Victor's tweet with a short demo of the new Pastanaga toolbar
Sprint Day 2
On the second day of the sprint, Rob and Victor started to look into building a
“create-react-app”-like functionality for Plone-React.
create-react-app is a widely
popular code skeleton generator by the React team at Facebook. It hides lots of
complexity from the user (e.g. Webpack, libraries, configuration) and makes it
easy to get started with React. This is super important for the adoption of
Plone-React because it also allows to use Plone-React as a library and basis for
custom client projects.
Rob and Victor created a proof-of-concept that kind of works but it became clear
that this requires a lot more effort before this becomes ready-to-use.
We scheduled a time slot for a discussion and planning session about the new
“Pastanaga editor” user experience. We already implemented basic text editing
based on the DraftJS editor from Facebook. The current
editor allows basic text editing as well as inline (italic, bold, etc.) and
block styles (e.g. headlines, bullet points) and external links.
The next step on our agenda to make this editor based on Tiles to make it
extendable and allow the user to add images, videos and other media objects.
We agreed on moving forward with an agile approach of building something useful
step-by-step, making sure to build a fully functional and useful editor at any
point of the development stage, rather than building the full Mosaic-like
functionality at once.
Right after this was settled, we started to draft a tiles endpoint that would
build the basis for the next iteration of the Pastanaga editor.
Rob started to work on implementing the context-aware toolbar. This was a
challenge because the toolbar needs to adapt to the content that is shown in the
main column. This means a component deep down the component hierarchy (content)
needs to be able to update a component that lives outside of the DOM hierarchy
of the parent component. Luckily for us,
“Portals” in React support exactly that
Victor worked on the flexbox styling of the toolbar as well as on optimizations
of the Webpack configuration.
plone.restapi, Tiles, and Testing
Roel and Carsten continued to work on plone.restapi issues. Roel continued to
work on the tagged values representations and Carsten finished the actions
endpoint for the context-aware toolbar.
I followed our established documentation-first approach on plone.restapi and
docs for the new tiles endpoint.
With the basic test setup already in place, Asko struggled with the Travis CI
setup running different versions of Node and Python at the same time. Problem is
that the ZEO version requires the latest Python 2.7.13 which is not shipped by
default with Travis CI.
He also worked on a Docker compose option to support an option to run the API
server. This would allow faster development of Robot Framework tests since the
API server does not need to restart for each test (iteration).
Sprint Day Three
We started the last day of our sprint discussing the create-react-app use case
we worked on the day before.
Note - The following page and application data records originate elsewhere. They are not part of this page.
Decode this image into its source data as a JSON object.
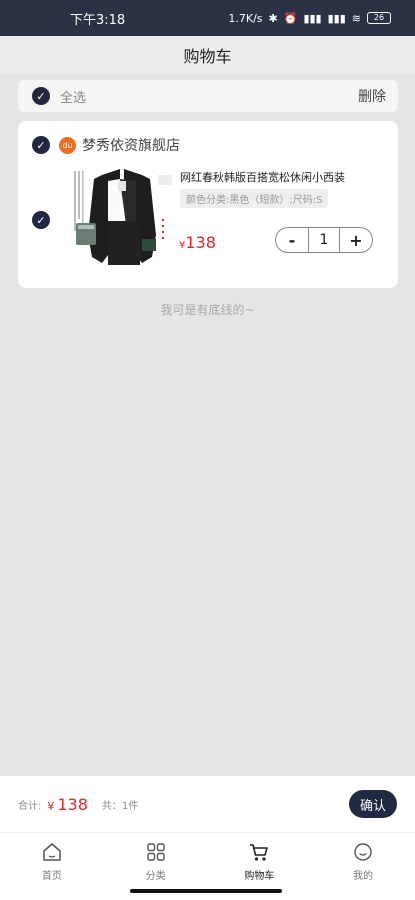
{
  "status_bar": {
    "time": "下午3:18",
    "speed": "1.7K/s",
    "battery": "26"
  },
  "nav": {
    "title": "购物车"
  },
  "select_all": {
    "label": "全选",
    "delete_label": "删除"
  },
  "shop": {
    "name": "梦秀依资旗舰店",
    "logo_text": "du"
  },
  "product": {
    "title": "网红春秋韩版百搭宽松休闲小西装",
    "spec": "颜色分类:黑色（短款）;尺码:S",
    "currency": "¥",
    "price": "138",
    "quantity": "1",
    "minus": "-",
    "plus": "+",
    "image_text": "设计有格调"
  },
  "bottom_line": "我可是有底线的~",
  "checkout": {
    "total_label": "合计:",
    "currency": "¥",
    "total": "138",
    "count_label": "共：1件",
    "confirm_label": "确认"
  },
  "tabs": [
    {
      "label": "首页",
      "icon": "home-icon"
    },
    {
      "label": "分类",
      "icon": "grid-icon"
    },
    {
      "label": "购物车",
      "icon": "cart-icon"
    },
    {
      "label": "我的",
      "icon": "user-icon"
    }
  ],
  "colors": {
    "accent": "#1f2940",
    "price": "#e0262c",
    "shop_logo": "#f36b1c"
  }
}
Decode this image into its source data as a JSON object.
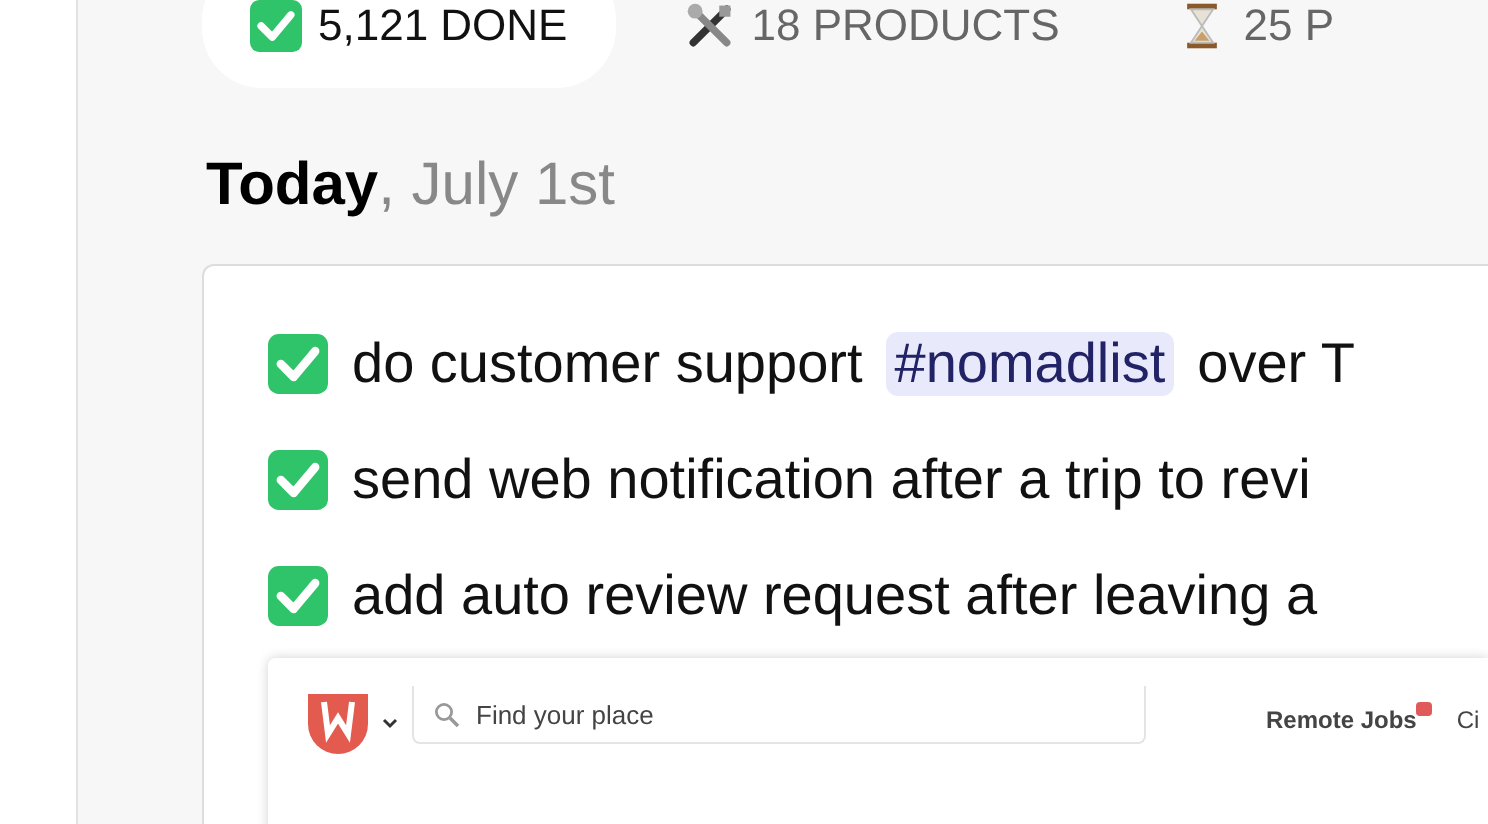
{
  "tabs": [
    {
      "kind": "done",
      "label": "5,121 DONE",
      "selected": true
    },
    {
      "kind": "products",
      "label": "18 PRODUCTS",
      "selected": false
    },
    {
      "kind": "pending",
      "label": "25 P",
      "selected": false
    }
  ],
  "day": {
    "title": "Today",
    "date": ", July 1st"
  },
  "tasks": [
    {
      "done": true,
      "text": "do customer support",
      "tag": "#nomadlist",
      "after": "over T"
    },
    {
      "done": true,
      "text": "send web notification after a trip to revi"
    },
    {
      "done": true,
      "text": "add auto review request after leaving a"
    }
  ],
  "embedded_screenshot": {
    "search_placeholder": "Find your place",
    "nav": [
      {
        "label": "Remote Jobs",
        "badge": true
      },
      {
        "label": "Ci",
        "badge": false
      }
    ]
  }
}
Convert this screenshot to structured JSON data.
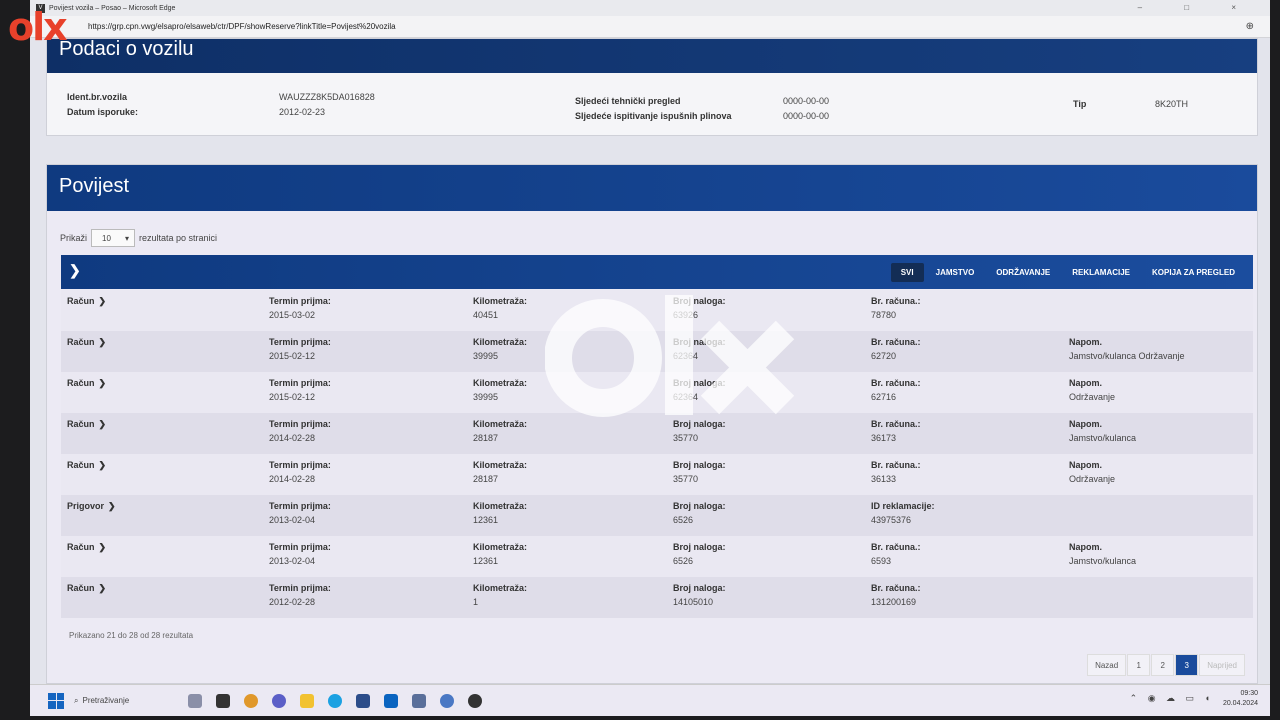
{
  "window": {
    "title": "Povijest vozila – Posao – Microsoft Edge",
    "app_icon_letter": "V",
    "url": "https://grp.cpn.vwg/elsapro/elsaweb/ctr/DPF/showReserve?linkTitle=Povijest%20vozila",
    "controls": "– □ ×"
  },
  "vehicle_panel": {
    "title": "Podaci o vozilu",
    "fields": {
      "vin_label": "Ident.br.vozila",
      "vin": "WAUZZZ8K5DA016828",
      "delivery_label": "Datum isporuke:",
      "delivery": "2012-02-23",
      "inspection_label": "Sljedeći tehnički pregled",
      "inspection": "0000-00-00",
      "emission_label": "Sljedeće ispitivanje ispušnih plinova",
      "emission": "0000-00-00",
      "type_label": "Tip",
      "type": "8K20TH"
    }
  },
  "history_panel": {
    "title": "Povijest",
    "per_page_prefix": "Prikaži",
    "per_page_value": "10",
    "per_page_suffix": "rezultata po stranici",
    "filters": [
      "SVI",
      "JAMSTVO",
      "ODRŽAVANJE",
      "REKLAMACIJE",
      "KOPIJA ZA PREGLED"
    ],
    "active_filter": "SVI",
    "columns": {
      "date": "Termin prijma:",
      "km": "Kilometraža:",
      "order": "Broj naloga:",
      "invoice": "Br. računa.:",
      "claim": "ID reklamacije:",
      "note": "Napom."
    },
    "rows": [
      {
        "type": "Račun",
        "date": "2015-03-02",
        "km": "40451",
        "order": "63926",
        "ref_label": "Br. računa.:",
        "ref": "78780",
        "note_label": "",
        "note": ""
      },
      {
        "type": "Račun",
        "date": "2015-02-12",
        "km": "39995",
        "order": "62364",
        "ref_label": "Br. računa.:",
        "ref": "62720",
        "note_label": "Napom.",
        "note": "Jamstvo/kulanca Održavanje"
      },
      {
        "type": "Račun",
        "date": "2015-02-12",
        "km": "39995",
        "order": "62364",
        "ref_label": "Br. računa.:",
        "ref": "62716",
        "note_label": "Napom.",
        "note": "Održavanje"
      },
      {
        "type": "Račun",
        "date": "2014-02-28",
        "km": "28187",
        "order": "35770",
        "ref_label": "Br. računa.:",
        "ref": "36173",
        "note_label": "Napom.",
        "note": "Jamstvo/kulanca"
      },
      {
        "type": "Račun",
        "date": "2014-02-28",
        "km": "28187",
        "order": "35770",
        "ref_label": "Br. računa.:",
        "ref": "36133",
        "note_label": "Napom.",
        "note": "Održavanje"
      },
      {
        "type": "Prigovor",
        "date": "2013-02-04",
        "km": "12361",
        "order": "6526",
        "ref_label": "ID reklamacije:",
        "ref": "43975376",
        "note_label": "",
        "note": ""
      },
      {
        "type": "Račun",
        "date": "2013-02-04",
        "km": "12361",
        "order": "6526",
        "ref_label": "Br. računa.:",
        "ref": "6593",
        "note_label": "Napom.",
        "note": "Jamstvo/kulanca"
      },
      {
        "type": "Račun",
        "date": "2012-02-28",
        "km": "1",
        "order": "14105010",
        "ref_label": "Br. računa.:",
        "ref": "131200169",
        "note_label": "",
        "note": ""
      }
    ],
    "summary": "Prikazano 21 do 28 od 28 rezultata",
    "pagination": {
      "prev": "Nazad",
      "pages": [
        "1",
        "2",
        "3"
      ],
      "current": "3",
      "next": "Naprijed"
    }
  },
  "taskbar": {
    "search_placeholder": "Pretraživanje",
    "time": "09:30",
    "date": "20.04.2024"
  },
  "watermark_brand": "olx",
  "colors": {
    "header_blue": "#0f3a80",
    "accent_active": "#132d55",
    "olx_red": "#e8412b"
  }
}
Afterwards, we did a hangout with a student who is
interested in working on this during the Google Summer of Code 2018.
Hangout with a possible Google
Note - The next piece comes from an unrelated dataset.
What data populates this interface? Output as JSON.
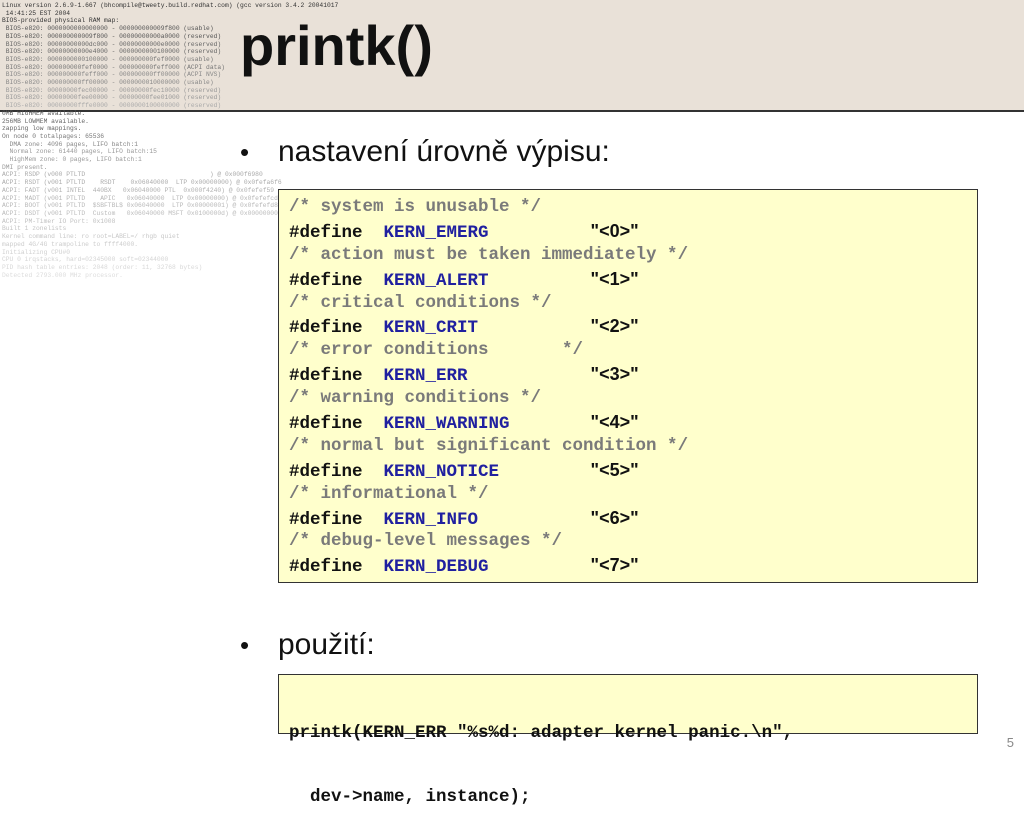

Summer of Code student
Right after this call, Asko gave me a tour of the new, Docker compose based,
PIP-installable, Jupyter notebook enhanced test setup.
My head was still spinning from Asko’s amazing work, when Rob asked me for a
minute to show me a prototype of the new Medium-like Pastanaga editor.
The sprint was extremely productive and fun. Having a small and dedicated group
of developers with a clear goal and focus really worked well for us.
Group photo in front of the
We contributed back all our re-usable code from our client project, upgraded
Plone-React to React 16. We fixed some important issues in plone.restapi and
build a super fancy test setup that will allow us to further improve the
software quality of Plone-React.
We also laid the groundwork for the next important steps forward: Building the
new Pastanaga editor with a tiles-based backend and allowing to use Plone-React
as an extensible library with a “create-react-app”-like functionality.
We are already looking forward to the upcoming Beethoven Sprint and the Costa
Brava sprint where we will continue to push Plone-React, Pastanaga and